I had never heard about chapbooks until I came across them through Brooks Jensen. Chapbooks have a long history as a way for artists to self publish smaller bodies of work. This seems to mostly have been a way for poets to get their foot in the publishing door and to pave the way for publication of a larger collection.
With the advent of inkjet printers we photographers can get into the game too! I had said previously that for me the real difference between a pamphlet, zine and chapbook is really the production value. With a chapbook being at the top of the heap, requiring more hand work – i.e. sewing of the signature than a zine which I would typically expect to be stapled.
I have included below a flip through of a Brooks Jensen chapbook ‘Worlds Within Worlds’ which I think illustrates the chapbook concept nicely.
I really do like this idea of small handmade books as a way to get my photography out into the world and will be exploring these more in the coming weeks.
In many ways this is a companion piece to making things with meaning while at the same time was written as a kick in the pants for me – to have something to remind me that pursuing the things in life that seem to create their own energy to pull you forward is much better than chasing after something in a lackluster fashion. Anyway here goes…
Once you’ve found the thing or things that resonate with you and not only want to photograph but can’t help but photograph it seems like all issues with writers block, resistance or what have you should evaporate.
It doesn’t though does it? Here’s the deal, if you’re struggling with the resistance, writers block or whatever people are calling it this week you’re either working on the wrong thing – something that doesn’t raise you to the level of white hot and passionate and cause you to become an unstoppable force – or you’re thinking too much about the product, the audience and how will this thing that your pouring your soul into be recieved.
In both cases stop right now.
Stop working on things that you aren’t deeply commited to, that don’t pull you forward into action and more action. Time is short you need to put your energy, and I mean all of your energy, into those few things that you are truly passionate about.
I don’t think that there’s a place for audience while you’re creating the work. Shut out the chatter. In fact my experience is that if you’re truly working on the things that you’re passionate about you won’t have space to think about your audience.
You can figure out the role of audience later – in many ways this is a separate creative act. It’s called marketing.
Your goal initially is to make a lot of work and to do that as best as you’re able. Does this mean that everything that you make will be wonderful? Of course not.

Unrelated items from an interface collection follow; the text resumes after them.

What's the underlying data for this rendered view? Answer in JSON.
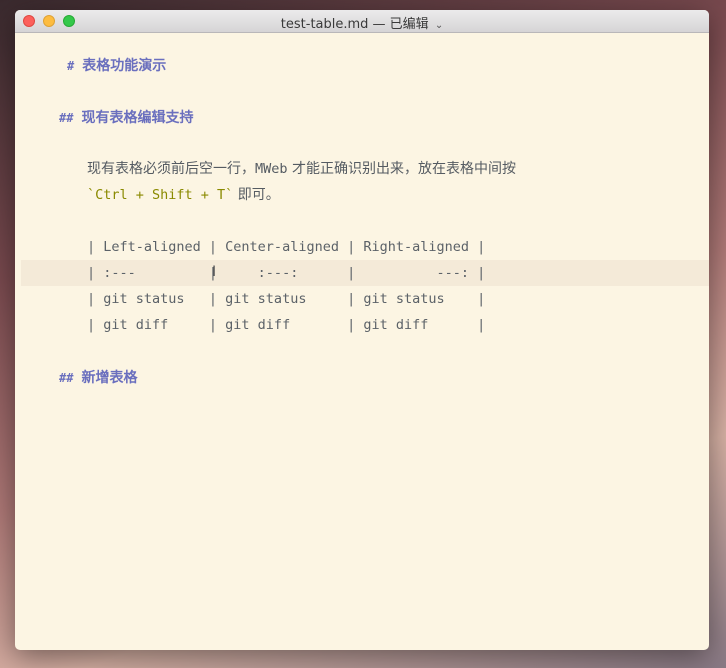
{
  "window": {
    "title": "test-table.md — 已编辑",
    "title_chevron": "⌄",
    "background_color": "#fcf5e3",
    "heading_color": "#6a6fbe",
    "code_color": "#8a8a00"
  },
  "editor": {
    "h1": {
      "marker": "#",
      "text": "表格功能演示"
    },
    "h2_existing": {
      "marker": "##",
      "text": "现有表格编辑支持"
    },
    "paragraph": {
      "line1_a": "现有表格必须前后空一行，",
      "line1_mweb": "MWeb",
      "line1_b": " 才能正确识别出来，放在表格中间按",
      "line2_code": "`Ctrl + Shift + T`",
      "line2_b": " 即可。"
    },
    "table_lines": [
      "| Left-aligned | Center-aligned | Right-aligned |",
      "| :---         |     :---:      |          ---: |",
      "| git status   | git status     | git status    |",
      "| git diff     | git diff       | git diff      |"
    ],
    "h2_new": {
      "marker": "##",
      "text": "新增表格"
    },
    "cursor_glyph": "I"
  }
}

By cultivating a circle of friends that you trust to give you straightforward feedback on your work you can get a second and third opinions to help sort the wheat from the chaff after the fact. The more you make the better what you make will become. Keep at it, keep making. This is not a theoretical pursuit.